Data extract section start

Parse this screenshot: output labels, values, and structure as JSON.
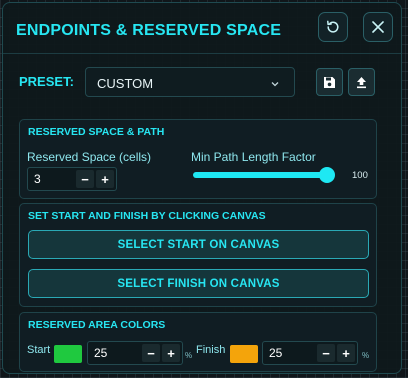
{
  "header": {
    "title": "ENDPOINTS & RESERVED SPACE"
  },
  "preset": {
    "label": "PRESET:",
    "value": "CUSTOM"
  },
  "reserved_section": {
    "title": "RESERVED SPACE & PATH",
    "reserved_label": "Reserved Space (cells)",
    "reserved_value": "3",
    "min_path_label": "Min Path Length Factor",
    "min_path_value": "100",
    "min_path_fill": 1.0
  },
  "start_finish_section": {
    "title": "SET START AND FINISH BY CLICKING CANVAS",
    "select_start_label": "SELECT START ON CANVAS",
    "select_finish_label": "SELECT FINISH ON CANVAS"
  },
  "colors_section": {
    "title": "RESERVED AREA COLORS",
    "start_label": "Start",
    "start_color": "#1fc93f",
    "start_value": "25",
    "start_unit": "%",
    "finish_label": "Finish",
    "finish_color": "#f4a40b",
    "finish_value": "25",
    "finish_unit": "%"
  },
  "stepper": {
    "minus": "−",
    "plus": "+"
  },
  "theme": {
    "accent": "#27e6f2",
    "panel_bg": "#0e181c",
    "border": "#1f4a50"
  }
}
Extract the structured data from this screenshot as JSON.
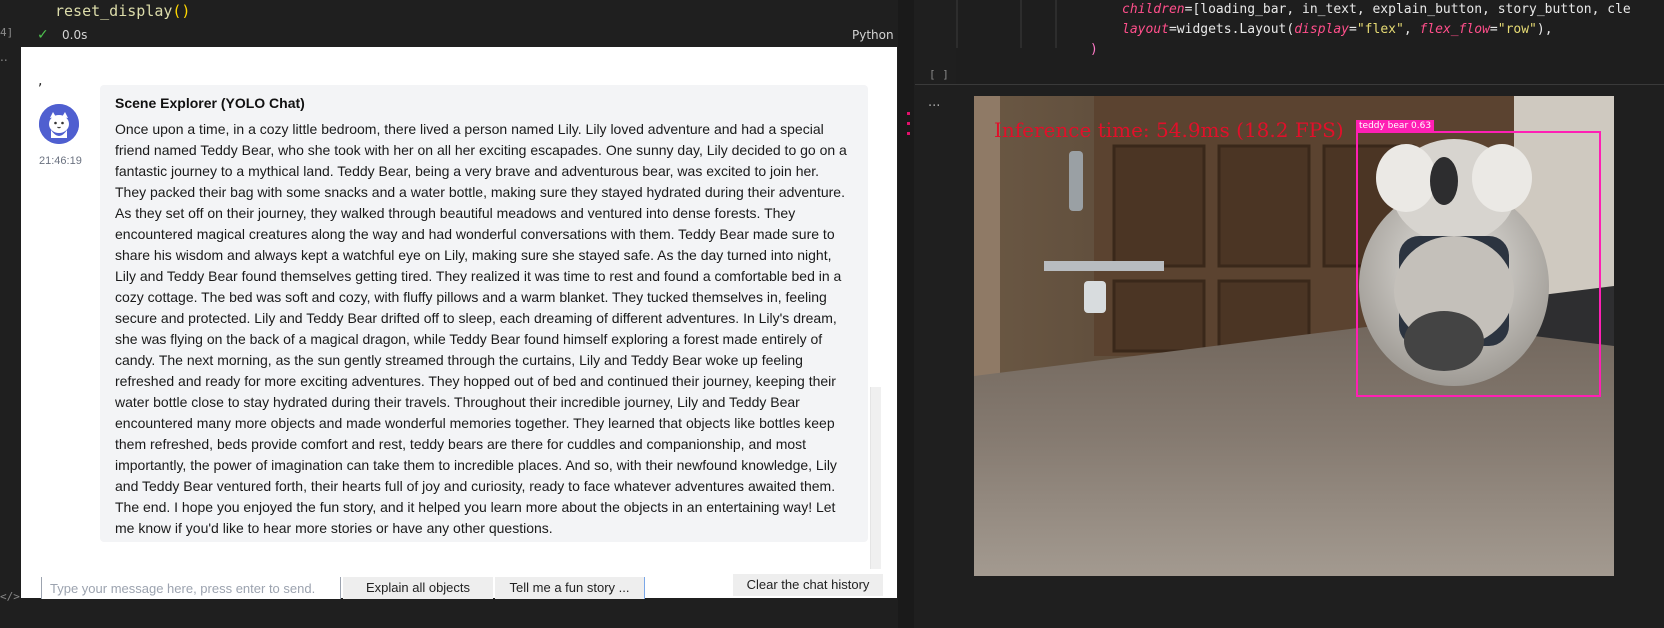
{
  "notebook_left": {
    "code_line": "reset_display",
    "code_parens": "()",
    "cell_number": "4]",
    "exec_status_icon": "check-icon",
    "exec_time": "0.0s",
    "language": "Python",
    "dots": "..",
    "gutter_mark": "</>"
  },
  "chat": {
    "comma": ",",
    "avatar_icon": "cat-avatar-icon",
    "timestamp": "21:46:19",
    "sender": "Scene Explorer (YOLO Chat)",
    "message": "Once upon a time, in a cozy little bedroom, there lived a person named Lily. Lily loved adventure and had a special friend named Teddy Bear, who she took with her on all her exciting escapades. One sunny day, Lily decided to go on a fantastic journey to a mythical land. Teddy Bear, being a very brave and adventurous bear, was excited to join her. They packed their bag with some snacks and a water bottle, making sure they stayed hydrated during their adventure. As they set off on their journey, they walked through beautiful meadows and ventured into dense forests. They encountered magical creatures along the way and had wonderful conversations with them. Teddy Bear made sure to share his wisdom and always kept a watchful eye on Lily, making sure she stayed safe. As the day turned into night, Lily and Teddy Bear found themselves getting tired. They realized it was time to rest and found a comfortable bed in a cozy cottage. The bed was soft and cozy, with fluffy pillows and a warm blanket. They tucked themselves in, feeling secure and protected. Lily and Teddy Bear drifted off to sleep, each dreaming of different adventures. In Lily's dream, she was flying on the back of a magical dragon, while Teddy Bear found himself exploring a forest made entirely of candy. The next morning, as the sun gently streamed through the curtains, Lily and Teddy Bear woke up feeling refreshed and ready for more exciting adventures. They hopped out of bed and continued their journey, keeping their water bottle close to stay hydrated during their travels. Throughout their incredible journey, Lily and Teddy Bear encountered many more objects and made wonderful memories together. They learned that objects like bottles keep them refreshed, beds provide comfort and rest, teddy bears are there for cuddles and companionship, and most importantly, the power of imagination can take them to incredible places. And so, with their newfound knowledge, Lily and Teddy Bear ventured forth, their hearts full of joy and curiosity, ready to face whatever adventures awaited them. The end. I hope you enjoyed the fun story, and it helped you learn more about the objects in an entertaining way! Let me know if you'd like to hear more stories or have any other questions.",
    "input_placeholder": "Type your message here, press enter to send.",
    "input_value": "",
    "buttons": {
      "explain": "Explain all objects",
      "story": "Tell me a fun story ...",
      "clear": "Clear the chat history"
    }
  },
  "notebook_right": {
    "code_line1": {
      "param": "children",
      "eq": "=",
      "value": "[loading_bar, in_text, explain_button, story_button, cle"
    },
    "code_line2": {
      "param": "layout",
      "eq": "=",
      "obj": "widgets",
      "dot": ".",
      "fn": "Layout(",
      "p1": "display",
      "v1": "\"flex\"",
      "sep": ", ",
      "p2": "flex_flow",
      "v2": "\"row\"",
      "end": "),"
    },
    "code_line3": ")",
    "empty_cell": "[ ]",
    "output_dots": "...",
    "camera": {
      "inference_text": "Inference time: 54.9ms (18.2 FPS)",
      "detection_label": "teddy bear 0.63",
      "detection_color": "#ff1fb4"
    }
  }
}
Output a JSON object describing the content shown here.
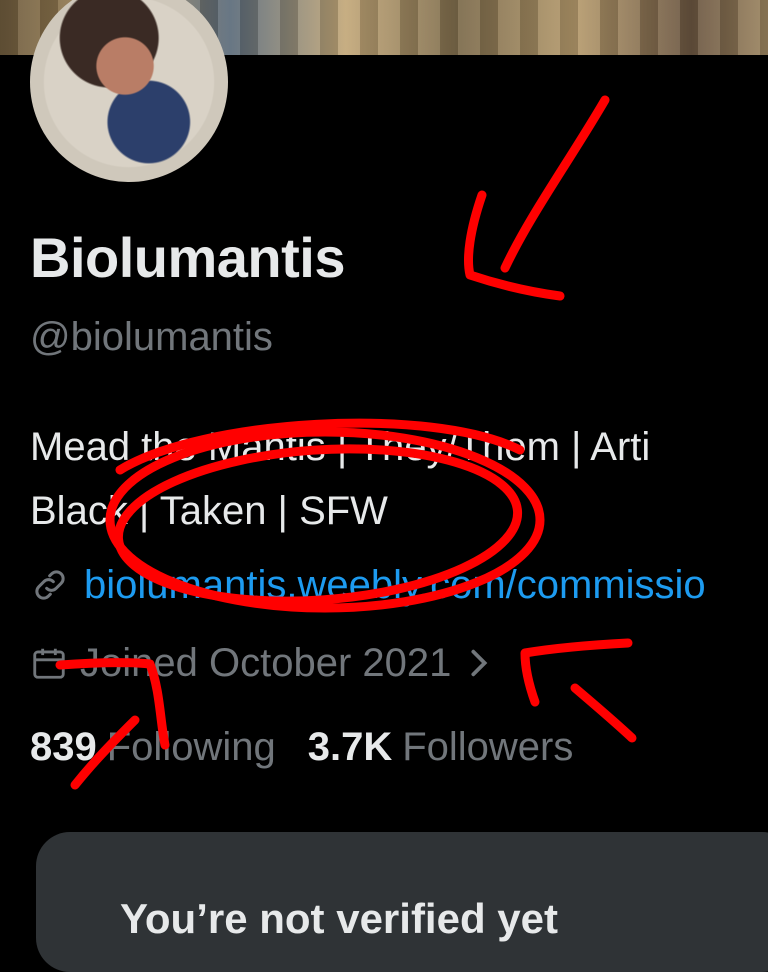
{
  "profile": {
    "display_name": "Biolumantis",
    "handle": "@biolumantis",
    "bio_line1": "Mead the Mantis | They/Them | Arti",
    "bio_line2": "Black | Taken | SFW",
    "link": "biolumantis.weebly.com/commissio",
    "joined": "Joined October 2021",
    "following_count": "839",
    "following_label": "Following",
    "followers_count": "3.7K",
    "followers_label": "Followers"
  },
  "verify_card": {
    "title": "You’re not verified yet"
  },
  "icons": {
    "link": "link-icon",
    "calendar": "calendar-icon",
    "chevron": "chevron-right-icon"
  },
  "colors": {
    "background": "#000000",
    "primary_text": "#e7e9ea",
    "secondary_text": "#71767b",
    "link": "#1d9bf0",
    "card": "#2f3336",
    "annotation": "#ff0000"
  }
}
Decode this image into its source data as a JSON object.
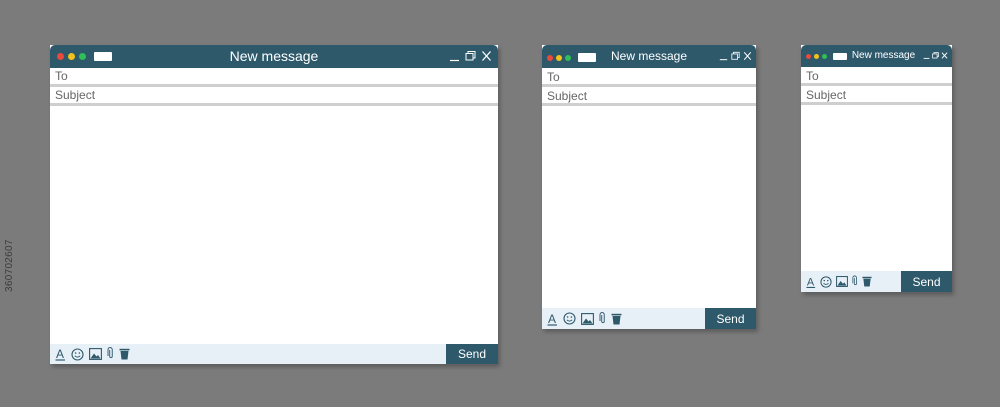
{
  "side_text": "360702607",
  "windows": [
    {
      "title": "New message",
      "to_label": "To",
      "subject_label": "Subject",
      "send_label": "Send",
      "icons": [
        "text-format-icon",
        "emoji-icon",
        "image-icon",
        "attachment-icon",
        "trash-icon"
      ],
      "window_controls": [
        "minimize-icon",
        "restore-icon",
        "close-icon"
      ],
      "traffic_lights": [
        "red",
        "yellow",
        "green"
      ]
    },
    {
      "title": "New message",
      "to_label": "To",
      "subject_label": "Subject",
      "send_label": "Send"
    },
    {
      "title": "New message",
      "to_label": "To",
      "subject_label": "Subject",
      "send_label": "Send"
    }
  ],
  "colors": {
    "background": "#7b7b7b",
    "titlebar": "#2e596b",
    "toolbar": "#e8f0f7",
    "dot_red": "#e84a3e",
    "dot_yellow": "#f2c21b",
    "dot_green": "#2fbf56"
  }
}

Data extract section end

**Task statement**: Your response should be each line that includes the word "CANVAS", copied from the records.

**Task result**:
    "title": "SET START AND FINISH BY CLICKING CANVAS",
    "select_start_label": "SELECT START ON CANVAS",
    "select_finish_label": "SELECT FINISH ON CANVAS"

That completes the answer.